16 September 2011

The Cluck Stops Here

The first of an occasional series on chickens.
We had lunch outside in the stable yard at Marsh Hall yesterday, since it was too sunny to waste an hour sitting in the dark and slightly cold tack room. Two upturned crates made a fine table. We are talking about chickens and Annie mentions that a college outside Northampton offers a short course on the wringing of a chicken's neck. Fran, who is the most tranquil of the Thursday volunteer gardeners, is a chicken trader. 'I get my husband to wring their necks now,' she says wistfully. 'I'm not as strong as I used to be.' 

Annie has recently taken delivery of a couple of Liver Birds from Fran (some chickens from Liverpool). They are not rescued battery hens but rescued free range chickens. Beg pardon? They need to be rescued, Fran explains, because they live very close together, often inside. This is not the fault of the mean old farmer. 'Bully hens' will gang up and block the doorway so the other chickens can't get out. When the hens who do make it outside want to get back in to lay, their path is blocked by the same.

Fran talks of her 'middle aged' hens who want to go to bed early. They sit by disapprovingly, bitching about the younger ones who rush around the field 'clubbing' and having as much fun as possible before being forced inside. Not being a chicken person I am struck by the readiness of chicken folk to attribute their birds with human qualities. The older hens stand around in their curlers and hair nets, allegedly. And it is not difficult to imagine them spoiling things for the young free range chickens, like the militant mothers at the school gates, puffing away on their fags and blowing smoke into the faces of the reception class as they skip by.

So, where can a person buy proper free range eggs these days? 'Well, I have plenty,' says Fran, slightly amazed at the question. And there you have it: you don't buy free range eggs from a supermarket, obviously - you keep chickens. Or even better, make friends with somebody whose chickens roam freely and lay eggs rather too often.


  1. i love your posts--they are very informative and, at times, completely hilarious;i sent this one on to two of my friends (former nyc dwellers) who only recently began to raise free range chickens, and they were thrilled that i discovered "news from nowhere"; in case you are curious, i happened upon nfn while reading ben penreath's wonderful blog.
    we all live in rural pennsylvania and have restored the old farmhouses
    and gardens that we are fortunate enough to live and work in. please keep those posts coming!

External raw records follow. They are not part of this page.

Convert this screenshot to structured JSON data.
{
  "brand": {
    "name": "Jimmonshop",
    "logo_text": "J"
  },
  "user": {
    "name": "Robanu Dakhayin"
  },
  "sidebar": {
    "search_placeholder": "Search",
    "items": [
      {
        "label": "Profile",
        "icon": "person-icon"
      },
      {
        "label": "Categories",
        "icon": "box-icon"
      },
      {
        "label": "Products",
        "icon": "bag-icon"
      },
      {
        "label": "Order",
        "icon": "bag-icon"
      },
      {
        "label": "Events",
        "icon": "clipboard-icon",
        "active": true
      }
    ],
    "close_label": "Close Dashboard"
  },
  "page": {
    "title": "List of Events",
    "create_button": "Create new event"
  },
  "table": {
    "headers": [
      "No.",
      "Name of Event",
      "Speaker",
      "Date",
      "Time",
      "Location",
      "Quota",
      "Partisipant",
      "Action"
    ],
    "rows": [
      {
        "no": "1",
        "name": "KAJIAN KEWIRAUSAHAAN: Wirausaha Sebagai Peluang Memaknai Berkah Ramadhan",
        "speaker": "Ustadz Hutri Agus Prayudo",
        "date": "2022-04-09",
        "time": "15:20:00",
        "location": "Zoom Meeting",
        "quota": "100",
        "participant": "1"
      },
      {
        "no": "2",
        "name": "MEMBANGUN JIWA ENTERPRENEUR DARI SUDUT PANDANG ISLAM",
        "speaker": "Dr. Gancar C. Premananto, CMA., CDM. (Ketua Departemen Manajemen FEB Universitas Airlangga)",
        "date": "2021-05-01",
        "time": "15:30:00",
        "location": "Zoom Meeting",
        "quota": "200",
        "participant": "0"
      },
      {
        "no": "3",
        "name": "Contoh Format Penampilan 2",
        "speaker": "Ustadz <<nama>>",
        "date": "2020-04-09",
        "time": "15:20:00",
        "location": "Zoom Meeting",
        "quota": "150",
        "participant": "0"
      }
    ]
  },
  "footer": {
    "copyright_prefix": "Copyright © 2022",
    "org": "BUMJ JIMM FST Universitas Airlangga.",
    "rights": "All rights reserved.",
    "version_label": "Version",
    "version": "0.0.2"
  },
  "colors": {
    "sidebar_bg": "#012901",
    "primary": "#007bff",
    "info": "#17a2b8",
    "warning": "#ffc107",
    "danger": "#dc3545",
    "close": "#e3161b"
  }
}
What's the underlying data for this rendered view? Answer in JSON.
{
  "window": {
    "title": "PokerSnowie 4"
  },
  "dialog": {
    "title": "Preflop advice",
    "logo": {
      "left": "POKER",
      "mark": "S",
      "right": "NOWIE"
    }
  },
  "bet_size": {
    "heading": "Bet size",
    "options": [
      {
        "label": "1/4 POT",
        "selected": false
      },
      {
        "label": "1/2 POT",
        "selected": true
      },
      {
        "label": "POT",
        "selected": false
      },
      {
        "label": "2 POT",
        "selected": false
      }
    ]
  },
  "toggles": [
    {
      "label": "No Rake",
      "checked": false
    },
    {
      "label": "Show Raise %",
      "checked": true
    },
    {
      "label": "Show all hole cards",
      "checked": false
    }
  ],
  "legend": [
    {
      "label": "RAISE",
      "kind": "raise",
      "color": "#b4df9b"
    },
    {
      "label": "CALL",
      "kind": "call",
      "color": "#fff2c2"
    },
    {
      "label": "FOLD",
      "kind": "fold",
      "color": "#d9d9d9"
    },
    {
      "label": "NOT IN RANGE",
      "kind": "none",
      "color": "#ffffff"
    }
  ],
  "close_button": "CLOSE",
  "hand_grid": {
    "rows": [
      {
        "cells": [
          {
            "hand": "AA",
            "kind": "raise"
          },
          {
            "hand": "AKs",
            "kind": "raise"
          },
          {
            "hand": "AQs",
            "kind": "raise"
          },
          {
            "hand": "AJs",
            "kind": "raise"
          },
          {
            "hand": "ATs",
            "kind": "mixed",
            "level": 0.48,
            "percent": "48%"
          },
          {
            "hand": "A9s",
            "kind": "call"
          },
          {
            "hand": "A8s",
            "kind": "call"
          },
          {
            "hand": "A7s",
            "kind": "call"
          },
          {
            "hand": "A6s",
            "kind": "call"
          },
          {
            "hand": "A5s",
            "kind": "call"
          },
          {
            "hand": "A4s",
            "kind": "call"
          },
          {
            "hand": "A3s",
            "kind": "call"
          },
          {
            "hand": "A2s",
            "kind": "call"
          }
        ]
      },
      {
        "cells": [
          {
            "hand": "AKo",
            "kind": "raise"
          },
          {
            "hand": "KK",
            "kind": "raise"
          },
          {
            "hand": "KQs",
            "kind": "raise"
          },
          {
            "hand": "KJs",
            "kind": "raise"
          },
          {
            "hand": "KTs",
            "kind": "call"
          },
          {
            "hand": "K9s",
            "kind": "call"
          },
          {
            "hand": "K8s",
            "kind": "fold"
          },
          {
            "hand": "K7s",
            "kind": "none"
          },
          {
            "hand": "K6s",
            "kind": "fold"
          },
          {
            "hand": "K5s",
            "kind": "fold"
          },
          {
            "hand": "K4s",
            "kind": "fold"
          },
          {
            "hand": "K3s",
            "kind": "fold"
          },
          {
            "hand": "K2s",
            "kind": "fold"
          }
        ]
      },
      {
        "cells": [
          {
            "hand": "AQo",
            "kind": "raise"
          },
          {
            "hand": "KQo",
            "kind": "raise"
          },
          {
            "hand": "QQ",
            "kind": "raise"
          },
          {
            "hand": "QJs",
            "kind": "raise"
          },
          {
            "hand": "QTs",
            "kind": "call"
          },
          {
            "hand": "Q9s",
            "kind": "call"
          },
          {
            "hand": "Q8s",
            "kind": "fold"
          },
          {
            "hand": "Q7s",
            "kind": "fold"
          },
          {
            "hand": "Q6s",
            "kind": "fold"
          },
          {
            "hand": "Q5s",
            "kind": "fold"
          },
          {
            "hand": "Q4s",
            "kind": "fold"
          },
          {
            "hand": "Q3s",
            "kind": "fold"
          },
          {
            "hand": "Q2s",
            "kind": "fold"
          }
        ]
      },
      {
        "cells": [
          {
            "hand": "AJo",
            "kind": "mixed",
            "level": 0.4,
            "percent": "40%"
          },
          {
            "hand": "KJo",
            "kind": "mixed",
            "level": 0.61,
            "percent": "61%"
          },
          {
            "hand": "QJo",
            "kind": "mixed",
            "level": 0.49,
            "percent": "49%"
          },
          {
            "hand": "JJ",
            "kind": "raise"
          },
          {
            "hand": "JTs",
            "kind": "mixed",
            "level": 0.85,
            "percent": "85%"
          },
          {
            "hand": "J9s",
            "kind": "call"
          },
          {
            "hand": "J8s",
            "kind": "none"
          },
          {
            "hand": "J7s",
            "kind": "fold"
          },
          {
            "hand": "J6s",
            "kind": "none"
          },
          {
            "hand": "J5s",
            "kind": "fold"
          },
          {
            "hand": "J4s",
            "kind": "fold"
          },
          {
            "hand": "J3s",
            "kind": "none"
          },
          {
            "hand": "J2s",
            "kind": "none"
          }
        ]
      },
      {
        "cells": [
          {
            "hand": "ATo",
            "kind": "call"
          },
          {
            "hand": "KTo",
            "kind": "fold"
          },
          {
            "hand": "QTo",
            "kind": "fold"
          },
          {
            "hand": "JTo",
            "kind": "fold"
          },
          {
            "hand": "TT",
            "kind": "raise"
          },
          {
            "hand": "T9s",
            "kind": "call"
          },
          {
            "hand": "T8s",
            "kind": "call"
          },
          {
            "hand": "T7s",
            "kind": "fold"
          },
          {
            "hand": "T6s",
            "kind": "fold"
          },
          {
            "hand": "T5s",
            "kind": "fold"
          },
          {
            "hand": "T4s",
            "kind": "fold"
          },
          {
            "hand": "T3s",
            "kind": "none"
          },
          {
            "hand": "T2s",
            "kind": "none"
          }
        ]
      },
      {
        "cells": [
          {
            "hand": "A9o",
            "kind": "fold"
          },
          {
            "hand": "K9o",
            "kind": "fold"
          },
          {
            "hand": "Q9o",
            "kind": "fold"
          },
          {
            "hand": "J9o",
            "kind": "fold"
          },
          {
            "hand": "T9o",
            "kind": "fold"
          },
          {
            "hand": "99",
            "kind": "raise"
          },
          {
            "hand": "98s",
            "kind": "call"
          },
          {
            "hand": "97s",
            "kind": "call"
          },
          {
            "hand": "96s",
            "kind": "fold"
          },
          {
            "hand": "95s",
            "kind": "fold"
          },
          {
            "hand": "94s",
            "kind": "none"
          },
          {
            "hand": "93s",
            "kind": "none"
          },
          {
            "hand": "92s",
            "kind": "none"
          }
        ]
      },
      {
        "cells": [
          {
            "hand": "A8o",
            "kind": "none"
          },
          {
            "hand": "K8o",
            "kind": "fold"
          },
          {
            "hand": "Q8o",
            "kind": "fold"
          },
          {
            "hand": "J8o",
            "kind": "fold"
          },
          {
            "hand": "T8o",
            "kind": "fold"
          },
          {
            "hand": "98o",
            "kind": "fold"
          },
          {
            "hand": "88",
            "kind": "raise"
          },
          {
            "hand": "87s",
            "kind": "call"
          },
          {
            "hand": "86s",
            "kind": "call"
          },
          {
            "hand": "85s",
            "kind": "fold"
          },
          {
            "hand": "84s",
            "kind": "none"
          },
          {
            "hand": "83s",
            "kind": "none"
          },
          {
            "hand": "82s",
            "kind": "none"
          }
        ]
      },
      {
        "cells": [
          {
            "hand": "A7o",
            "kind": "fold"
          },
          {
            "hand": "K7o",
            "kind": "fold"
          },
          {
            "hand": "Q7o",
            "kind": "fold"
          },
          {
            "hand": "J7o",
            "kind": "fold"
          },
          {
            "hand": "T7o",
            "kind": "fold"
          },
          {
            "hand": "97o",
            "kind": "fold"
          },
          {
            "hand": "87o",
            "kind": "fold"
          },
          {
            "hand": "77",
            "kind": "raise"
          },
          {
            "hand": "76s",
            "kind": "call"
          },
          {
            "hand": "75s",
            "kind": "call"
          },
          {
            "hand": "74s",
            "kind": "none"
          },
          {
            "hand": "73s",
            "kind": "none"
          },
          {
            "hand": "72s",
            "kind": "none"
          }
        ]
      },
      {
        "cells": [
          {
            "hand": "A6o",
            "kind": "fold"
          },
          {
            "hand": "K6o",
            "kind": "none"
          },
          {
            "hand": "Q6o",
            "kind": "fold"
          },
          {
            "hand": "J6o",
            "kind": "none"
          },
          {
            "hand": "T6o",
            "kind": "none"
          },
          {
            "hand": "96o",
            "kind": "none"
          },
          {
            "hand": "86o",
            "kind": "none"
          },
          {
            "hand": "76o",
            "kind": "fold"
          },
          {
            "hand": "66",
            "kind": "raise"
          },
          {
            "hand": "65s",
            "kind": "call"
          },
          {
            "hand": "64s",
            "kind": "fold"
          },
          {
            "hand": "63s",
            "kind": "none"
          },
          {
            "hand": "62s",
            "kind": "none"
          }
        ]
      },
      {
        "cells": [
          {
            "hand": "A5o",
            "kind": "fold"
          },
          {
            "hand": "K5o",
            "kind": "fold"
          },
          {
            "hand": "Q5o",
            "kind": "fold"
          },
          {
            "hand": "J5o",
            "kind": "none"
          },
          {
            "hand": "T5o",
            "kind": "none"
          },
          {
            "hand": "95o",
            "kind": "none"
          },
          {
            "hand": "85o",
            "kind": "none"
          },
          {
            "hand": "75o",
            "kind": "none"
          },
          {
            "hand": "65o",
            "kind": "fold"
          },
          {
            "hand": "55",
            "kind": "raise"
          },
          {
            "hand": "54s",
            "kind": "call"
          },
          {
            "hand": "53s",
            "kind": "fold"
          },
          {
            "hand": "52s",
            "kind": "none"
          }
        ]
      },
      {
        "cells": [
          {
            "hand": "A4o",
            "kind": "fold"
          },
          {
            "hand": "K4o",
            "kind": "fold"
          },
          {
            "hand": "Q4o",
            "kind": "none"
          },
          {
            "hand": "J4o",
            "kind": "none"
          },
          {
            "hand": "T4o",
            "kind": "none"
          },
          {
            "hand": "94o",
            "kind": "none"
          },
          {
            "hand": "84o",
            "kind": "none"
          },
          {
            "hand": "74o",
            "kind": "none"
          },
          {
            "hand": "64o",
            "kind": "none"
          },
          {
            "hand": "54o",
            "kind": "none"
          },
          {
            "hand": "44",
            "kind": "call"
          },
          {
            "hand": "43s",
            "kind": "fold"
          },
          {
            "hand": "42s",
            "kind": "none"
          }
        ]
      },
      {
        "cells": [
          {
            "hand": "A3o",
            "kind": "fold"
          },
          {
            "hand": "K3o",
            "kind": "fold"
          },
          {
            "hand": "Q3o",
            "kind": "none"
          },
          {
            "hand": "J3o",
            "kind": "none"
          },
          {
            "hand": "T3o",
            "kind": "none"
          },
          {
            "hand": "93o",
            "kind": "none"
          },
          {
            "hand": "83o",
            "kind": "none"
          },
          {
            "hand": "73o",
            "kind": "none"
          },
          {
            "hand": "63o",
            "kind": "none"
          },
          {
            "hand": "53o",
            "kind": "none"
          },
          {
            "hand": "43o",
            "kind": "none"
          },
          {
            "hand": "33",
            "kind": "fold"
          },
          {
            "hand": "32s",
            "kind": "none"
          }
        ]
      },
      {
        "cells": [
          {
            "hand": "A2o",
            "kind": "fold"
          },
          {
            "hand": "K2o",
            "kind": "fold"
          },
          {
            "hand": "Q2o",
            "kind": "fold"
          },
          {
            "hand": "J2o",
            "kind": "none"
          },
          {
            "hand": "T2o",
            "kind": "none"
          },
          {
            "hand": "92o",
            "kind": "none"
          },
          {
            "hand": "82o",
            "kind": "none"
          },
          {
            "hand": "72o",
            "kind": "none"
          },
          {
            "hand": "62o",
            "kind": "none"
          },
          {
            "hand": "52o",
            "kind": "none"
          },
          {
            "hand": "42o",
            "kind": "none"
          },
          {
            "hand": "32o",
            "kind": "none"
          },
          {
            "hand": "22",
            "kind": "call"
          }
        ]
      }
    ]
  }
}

  2. Anonymous, you can write anonymous comments any time! And can we do a house swap one day?
    Thanks for spreading the word.